What the task requires. Please print each entry below exactly as it reads.

[Saved entries]

◇ ◇ ◇ ◇ ◇

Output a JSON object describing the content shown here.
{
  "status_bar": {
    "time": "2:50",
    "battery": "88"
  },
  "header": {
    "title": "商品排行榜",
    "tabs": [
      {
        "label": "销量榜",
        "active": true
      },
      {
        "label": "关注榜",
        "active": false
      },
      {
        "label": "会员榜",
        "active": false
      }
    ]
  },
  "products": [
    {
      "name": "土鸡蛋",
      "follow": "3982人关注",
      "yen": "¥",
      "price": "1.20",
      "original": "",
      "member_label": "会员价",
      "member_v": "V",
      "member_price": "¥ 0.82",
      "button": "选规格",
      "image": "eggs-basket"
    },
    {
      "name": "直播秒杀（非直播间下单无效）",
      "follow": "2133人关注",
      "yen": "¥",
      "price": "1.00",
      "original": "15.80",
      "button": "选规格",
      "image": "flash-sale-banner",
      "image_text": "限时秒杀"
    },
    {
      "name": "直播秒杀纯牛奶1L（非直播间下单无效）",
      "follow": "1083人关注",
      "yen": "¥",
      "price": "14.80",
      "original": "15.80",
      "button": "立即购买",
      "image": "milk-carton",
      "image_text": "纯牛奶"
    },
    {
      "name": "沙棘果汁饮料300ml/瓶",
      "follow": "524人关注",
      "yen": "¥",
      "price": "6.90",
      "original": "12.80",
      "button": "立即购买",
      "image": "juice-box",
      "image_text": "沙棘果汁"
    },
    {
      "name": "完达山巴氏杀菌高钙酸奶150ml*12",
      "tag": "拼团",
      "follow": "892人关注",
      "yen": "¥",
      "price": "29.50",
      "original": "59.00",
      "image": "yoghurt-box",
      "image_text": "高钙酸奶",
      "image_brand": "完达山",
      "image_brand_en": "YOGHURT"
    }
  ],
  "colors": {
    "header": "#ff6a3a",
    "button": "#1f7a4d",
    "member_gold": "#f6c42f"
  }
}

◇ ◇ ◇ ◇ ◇

Answer section.
Output a JSON object describing the content shown here.
{
  "status_bar": {
    "time": "2:50",
    "battery": "88"
  },
  "header": {
    "title": "商品排行榜",
    "tabs": [
      {
        "label": "销量榜",
        "active": true
      },
      {
        "label": "关注榜",
        "active": false
      },
      {
        "label": "会员榜",
        "active": false
      }
    ]
  },
  "products": [
    {
      "name": "土鸡蛋",
      "follow": "3982人关注",
      "yen": "¥",
      "price": "1.20",
      "original": "",
      "member_label": "会员价",
      "member_v": "V",
      "member_price": "¥ 0.82",
      "button": "选规格",
      "image": "eggs-basket"
    },
    {
      "name": "直播秒杀（非直播间下单无效）",
      "follow": "2133人关注",
      "yen": "¥",
      "price": "1.00",
      "original": "15.80",
      "button": "选规格",
      "image": "flash-sale-banner",
      "image_text": "限时秒杀"
    },
    {
      "name": "直播秒杀纯牛奶1L（非直播间下单无效）",
      "follow": "1083人关注",
      "yen": "¥",
      "price": "14.80",
      "original": "15.80",
      "button": "立即购买",
      "image": "milk-carton",
      "image_text": "纯牛奶"
    },
    {
      "name": "沙棘果汁饮料300ml/瓶",
      "follow": "524人关注",
      "yen": "¥",
      "price": "6.90",
      "original": "12.80",
      "button": "立即购买",
      "image": "juice-box",
      "image_text": "沙棘果汁"
    },
    {
      "name": "完达山巴氏杀菌高钙酸奶150ml*12",
      "tag": "拼团",
      "follow": "892人关注",
      "yen": "¥",
      "price": "29.50",
      "original": "59.00",
      "image": "yoghurt-box",
      "image_text": "高钙酸奶",
      "image_brand": "完达山",
      "image_brand_en": "YOGHURT"
    }
  ],
  "colors": {
    "header": "#ff6a3a",
    "button": "#1f7a4d",
    "member_gold": "#f6c42f"
  }
}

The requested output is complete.